When the American Wing’s renovation was completed in 2012, the artist Kara Walker participated in a panel discussion during which she shared her thoughts on Leutze’s famous painting and the new American Wing. Marabou enjoyed Kara’s take and thought you would too. Kara said,
“Emanuel Gottlieb Leutze’s “George Washington Crossing the Delaware”: To make a history painting in “The Grand Tradition,” and at the very beginning of American empire is hubristic, bombastic, and from my vantage point, largely hilarious, thrusting our humble, homely crew of American rebels under the spotlight, dressed up as European heros. Work like this presages the invention of cinema.”*
Following her thoughts on “Washington crossing the Delaware,” Kara went on to say,
“It’s sad to me that the new American Wing capitalizes on an old American attitude, the Washingtonian conquest rather than celebrate its clunky, quirky, cartoonish, improvised-looking attempts at establishing modern citizenship, which was often on the back of indigenous people and kidnapped slaves.”*
Insightful and refreshing, this perspective and critical lens are what’s missing from the American Wing. The museum’s architecture, lighting, and gallery texts all direct visitors to passively appreciate the art on display. Visitors should be encouraged to actively engage with the art by analyzing, questioning, and challenging.
Marabou’s interpretation of The Met’s American Wing will continue after the weekend. Until then, if you’re interested in the entire panel discussion from where Kara’s quotes were pulled, you can find the video here.

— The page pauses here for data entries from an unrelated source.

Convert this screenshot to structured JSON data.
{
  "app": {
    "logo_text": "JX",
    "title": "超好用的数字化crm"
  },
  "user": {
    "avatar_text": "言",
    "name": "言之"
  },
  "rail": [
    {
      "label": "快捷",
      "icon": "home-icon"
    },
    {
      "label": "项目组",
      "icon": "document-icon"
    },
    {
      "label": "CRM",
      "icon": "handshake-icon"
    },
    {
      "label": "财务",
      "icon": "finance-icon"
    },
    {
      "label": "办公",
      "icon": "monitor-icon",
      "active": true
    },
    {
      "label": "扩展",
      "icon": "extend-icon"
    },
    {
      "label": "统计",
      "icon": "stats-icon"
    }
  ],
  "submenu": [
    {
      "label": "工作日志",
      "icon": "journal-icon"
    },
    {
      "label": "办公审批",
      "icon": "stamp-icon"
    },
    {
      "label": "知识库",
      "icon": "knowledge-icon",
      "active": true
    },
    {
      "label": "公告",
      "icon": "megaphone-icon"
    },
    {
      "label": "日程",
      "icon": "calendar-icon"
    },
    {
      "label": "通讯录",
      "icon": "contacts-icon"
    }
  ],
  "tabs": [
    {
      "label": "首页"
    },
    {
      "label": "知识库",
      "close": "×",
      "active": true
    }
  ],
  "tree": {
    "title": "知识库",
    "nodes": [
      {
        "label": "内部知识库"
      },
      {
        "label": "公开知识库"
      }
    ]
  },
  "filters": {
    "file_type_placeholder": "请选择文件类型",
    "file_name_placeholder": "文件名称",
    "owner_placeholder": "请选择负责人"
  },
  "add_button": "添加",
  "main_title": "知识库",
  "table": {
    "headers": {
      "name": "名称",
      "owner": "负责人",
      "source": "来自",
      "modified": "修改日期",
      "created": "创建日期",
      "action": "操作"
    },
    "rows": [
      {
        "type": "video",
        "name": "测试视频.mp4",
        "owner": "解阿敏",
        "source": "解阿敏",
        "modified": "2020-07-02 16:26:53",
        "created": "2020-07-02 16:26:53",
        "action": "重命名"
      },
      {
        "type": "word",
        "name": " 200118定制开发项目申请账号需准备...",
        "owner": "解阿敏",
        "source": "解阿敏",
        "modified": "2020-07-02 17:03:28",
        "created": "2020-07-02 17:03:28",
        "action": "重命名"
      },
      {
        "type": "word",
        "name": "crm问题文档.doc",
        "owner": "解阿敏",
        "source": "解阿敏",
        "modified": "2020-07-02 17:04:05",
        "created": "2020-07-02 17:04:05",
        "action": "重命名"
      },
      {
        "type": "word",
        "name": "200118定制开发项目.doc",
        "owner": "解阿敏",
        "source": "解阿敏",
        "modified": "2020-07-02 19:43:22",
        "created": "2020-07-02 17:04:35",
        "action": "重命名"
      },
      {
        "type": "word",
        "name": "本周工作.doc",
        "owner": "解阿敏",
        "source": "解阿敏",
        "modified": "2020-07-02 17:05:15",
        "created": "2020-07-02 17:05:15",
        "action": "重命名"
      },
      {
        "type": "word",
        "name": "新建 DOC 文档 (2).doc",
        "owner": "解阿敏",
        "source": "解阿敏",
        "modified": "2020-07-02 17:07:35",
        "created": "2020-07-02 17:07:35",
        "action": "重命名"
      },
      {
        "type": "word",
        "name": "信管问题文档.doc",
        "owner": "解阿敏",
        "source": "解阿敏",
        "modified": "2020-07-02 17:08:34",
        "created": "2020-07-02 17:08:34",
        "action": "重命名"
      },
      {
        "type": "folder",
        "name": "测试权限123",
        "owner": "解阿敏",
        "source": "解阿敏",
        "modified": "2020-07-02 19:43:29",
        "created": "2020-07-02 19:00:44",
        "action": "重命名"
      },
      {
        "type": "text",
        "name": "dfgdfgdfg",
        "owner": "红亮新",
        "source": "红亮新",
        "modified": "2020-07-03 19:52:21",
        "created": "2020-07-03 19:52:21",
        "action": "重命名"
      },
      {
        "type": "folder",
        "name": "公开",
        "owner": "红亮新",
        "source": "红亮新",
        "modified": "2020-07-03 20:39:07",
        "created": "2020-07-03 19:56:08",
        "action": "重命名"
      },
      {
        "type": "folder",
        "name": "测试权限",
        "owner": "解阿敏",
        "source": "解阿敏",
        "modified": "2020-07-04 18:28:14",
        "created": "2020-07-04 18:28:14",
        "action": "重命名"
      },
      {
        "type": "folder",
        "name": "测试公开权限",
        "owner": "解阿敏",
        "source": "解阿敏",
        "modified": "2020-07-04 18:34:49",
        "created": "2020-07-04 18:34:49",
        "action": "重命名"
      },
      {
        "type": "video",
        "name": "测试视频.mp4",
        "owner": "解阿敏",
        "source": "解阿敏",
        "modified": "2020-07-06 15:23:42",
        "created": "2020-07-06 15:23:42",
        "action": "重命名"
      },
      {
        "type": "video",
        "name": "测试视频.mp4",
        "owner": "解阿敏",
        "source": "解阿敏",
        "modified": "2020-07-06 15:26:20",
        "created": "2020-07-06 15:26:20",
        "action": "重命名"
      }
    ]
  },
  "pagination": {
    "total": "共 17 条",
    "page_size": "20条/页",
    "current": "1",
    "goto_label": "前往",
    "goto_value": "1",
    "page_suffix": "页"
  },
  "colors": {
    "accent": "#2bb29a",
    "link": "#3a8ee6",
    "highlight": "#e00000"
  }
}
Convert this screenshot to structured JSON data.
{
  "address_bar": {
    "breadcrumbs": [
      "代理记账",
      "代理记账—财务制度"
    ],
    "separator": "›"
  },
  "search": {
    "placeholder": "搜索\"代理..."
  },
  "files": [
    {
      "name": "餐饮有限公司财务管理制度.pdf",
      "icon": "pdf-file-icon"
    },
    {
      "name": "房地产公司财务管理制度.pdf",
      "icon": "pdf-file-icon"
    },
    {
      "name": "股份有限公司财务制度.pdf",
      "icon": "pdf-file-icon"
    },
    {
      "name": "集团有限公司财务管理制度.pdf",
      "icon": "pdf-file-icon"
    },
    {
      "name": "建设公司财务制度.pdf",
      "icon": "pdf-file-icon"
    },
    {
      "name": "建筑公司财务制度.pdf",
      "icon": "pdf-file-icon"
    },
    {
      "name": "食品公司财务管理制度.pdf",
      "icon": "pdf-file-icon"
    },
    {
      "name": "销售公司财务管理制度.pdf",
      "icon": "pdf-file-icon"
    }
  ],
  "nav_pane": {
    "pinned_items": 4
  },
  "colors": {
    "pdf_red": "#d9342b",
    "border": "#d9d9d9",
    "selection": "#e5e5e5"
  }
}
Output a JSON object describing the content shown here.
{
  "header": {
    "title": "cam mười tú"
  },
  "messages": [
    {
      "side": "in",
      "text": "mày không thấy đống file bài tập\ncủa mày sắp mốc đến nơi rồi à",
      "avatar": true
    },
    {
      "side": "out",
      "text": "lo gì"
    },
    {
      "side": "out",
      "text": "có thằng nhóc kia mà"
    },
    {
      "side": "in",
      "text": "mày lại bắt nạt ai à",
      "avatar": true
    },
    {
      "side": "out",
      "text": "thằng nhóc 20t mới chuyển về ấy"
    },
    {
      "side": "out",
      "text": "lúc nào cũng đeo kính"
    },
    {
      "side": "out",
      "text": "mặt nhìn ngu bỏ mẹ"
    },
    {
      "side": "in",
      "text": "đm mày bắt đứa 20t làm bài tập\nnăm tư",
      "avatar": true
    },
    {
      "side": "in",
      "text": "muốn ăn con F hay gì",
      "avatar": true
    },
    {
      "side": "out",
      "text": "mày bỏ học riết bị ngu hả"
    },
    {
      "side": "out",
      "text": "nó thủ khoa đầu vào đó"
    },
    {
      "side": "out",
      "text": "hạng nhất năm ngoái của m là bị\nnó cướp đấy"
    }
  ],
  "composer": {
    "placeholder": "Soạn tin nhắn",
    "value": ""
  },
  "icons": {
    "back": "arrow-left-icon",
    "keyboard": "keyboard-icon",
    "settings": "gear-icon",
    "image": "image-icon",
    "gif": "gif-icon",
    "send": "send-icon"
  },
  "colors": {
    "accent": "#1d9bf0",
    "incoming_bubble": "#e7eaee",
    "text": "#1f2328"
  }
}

* Kara Walker’s quotes from this post were taken from the symposium, “New Approaches to Presenting American Art: Afternoon Session,” held at The Metropolitan Museum of Art on March 23, 2012. The panel included Kara Walker and fellow artists Rackstraw Downes and Chuck Close. Kara entitled her thoughts shared on the panel, “Notes on the American Wing or Reflecting on the Character of the American Wing.”